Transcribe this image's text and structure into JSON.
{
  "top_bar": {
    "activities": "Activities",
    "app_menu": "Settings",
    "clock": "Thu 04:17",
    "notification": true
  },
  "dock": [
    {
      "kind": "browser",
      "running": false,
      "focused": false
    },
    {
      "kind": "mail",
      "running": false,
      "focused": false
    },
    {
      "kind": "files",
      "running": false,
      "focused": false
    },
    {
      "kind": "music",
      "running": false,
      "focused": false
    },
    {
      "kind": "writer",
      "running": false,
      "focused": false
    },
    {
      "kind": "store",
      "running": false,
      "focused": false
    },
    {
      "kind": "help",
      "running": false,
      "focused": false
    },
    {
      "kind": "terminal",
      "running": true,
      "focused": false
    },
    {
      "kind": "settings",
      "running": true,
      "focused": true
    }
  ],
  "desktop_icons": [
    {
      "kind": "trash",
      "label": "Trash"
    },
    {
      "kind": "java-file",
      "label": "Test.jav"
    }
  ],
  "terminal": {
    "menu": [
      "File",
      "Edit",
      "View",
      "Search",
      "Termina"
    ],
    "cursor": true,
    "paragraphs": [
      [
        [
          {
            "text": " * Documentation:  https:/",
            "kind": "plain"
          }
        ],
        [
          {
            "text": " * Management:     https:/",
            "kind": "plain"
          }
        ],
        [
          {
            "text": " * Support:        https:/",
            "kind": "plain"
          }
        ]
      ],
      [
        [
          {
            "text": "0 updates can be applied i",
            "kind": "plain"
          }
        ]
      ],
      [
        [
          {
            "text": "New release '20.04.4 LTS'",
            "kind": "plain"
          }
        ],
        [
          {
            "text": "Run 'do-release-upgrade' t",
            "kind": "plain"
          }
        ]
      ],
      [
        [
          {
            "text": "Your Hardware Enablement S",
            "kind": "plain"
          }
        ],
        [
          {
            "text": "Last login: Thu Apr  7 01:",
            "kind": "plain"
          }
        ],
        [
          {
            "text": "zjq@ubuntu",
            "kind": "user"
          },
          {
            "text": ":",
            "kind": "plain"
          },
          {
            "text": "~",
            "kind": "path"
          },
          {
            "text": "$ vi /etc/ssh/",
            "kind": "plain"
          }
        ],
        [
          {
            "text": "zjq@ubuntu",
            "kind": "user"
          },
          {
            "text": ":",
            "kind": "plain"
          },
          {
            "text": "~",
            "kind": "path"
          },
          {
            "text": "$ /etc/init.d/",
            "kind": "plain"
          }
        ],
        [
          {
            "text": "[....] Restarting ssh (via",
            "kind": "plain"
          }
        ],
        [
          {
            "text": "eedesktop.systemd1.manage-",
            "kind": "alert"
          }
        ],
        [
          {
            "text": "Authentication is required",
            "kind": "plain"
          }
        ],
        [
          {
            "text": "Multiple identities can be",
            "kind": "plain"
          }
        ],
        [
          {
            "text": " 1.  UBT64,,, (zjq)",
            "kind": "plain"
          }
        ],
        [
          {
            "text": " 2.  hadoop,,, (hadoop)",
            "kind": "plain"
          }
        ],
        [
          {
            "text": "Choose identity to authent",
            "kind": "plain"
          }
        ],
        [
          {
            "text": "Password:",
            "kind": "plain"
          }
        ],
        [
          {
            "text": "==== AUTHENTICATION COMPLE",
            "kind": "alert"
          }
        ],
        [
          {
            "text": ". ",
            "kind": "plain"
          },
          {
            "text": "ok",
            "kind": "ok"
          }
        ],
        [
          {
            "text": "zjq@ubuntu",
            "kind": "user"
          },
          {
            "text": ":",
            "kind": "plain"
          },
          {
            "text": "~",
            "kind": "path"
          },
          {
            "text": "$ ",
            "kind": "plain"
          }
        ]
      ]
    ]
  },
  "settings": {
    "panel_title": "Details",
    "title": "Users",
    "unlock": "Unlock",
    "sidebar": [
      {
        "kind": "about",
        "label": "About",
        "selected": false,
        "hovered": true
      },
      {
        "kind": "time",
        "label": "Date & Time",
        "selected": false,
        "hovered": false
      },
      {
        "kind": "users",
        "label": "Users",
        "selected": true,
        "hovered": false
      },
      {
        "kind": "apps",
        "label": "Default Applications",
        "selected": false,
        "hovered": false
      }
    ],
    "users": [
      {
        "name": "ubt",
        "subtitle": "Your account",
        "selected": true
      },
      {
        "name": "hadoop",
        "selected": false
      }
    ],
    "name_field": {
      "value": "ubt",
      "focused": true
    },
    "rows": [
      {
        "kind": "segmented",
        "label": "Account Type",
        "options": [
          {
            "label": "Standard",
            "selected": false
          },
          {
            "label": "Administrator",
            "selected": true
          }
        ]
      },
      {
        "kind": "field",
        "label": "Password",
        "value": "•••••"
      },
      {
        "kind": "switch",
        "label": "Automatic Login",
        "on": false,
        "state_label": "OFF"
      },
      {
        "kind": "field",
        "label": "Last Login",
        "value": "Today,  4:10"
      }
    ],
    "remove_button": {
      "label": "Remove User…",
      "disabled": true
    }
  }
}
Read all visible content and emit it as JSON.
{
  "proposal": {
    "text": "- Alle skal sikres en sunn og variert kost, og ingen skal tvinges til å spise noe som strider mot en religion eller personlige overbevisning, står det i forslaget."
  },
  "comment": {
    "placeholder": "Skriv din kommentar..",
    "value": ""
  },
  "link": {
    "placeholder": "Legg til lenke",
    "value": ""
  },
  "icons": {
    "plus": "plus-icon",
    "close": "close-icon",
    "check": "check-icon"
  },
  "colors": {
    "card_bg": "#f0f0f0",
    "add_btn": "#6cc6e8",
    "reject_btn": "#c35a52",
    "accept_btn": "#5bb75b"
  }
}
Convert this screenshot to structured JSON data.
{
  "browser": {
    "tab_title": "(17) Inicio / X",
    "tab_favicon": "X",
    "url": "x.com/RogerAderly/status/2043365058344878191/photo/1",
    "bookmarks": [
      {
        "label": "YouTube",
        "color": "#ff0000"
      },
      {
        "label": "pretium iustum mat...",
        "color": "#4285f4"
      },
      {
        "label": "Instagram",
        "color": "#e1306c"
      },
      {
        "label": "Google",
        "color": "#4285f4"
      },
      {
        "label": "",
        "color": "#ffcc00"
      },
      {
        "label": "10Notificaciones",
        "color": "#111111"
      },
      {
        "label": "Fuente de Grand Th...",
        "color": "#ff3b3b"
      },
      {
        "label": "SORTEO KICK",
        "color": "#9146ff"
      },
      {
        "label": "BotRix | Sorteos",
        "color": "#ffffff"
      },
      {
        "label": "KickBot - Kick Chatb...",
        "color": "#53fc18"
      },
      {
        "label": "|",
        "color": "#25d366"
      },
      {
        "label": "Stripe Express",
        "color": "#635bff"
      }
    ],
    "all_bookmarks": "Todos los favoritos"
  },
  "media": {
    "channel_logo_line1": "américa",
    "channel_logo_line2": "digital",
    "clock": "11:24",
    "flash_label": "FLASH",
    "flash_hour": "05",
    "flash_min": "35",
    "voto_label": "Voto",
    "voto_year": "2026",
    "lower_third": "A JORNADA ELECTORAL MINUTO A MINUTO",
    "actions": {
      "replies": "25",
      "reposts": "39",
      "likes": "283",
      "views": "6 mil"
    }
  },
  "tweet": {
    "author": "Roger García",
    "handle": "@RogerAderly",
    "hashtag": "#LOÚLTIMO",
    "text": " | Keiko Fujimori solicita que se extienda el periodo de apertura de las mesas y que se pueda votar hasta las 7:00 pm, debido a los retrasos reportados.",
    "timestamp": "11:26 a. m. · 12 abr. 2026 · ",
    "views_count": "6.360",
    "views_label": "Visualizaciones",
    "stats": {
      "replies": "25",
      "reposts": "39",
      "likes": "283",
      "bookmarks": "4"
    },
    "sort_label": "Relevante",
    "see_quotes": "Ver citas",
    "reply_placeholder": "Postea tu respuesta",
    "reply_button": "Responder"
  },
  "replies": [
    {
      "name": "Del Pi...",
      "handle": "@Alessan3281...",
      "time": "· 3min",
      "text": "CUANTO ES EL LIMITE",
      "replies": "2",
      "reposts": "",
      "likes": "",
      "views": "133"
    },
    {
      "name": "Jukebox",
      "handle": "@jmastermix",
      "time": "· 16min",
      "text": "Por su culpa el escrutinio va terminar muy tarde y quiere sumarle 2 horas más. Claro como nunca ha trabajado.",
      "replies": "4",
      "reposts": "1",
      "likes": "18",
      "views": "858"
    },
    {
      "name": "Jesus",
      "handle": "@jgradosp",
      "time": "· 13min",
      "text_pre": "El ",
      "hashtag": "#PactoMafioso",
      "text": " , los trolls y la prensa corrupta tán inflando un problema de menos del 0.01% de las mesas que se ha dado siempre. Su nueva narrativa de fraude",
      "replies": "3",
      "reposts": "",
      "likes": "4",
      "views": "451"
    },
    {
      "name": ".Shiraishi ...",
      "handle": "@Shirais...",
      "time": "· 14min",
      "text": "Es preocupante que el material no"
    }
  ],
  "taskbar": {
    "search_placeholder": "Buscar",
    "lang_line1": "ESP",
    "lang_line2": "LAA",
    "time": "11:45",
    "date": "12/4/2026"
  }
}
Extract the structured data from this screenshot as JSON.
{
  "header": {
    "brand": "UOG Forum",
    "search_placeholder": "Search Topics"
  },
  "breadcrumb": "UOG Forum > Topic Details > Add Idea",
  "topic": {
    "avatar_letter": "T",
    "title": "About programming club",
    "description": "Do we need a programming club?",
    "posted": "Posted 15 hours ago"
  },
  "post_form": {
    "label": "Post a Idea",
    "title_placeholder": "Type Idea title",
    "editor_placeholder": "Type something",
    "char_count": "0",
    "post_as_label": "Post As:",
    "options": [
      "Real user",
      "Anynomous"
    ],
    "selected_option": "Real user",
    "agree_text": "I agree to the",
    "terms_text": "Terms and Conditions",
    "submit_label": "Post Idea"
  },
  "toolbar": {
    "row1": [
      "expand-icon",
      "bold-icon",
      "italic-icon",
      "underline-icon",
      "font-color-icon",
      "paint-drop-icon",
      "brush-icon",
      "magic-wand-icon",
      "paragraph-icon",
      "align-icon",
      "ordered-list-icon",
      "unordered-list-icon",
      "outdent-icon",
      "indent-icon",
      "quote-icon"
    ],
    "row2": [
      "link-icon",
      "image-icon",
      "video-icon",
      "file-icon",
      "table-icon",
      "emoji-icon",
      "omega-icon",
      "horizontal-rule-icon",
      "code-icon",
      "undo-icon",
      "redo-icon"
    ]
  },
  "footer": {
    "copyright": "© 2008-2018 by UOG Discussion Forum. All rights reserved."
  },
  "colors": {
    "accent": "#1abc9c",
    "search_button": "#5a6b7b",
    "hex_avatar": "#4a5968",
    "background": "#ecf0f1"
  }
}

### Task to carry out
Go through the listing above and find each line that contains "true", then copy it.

### Task response
    "notification": true
      "running": true,
      "running": true,
      "focused": true
    "cursor": true,
        "hovered": true
        "selected": true,
        "selected": true
      "focused": true
            "selected": true
      "disabled": true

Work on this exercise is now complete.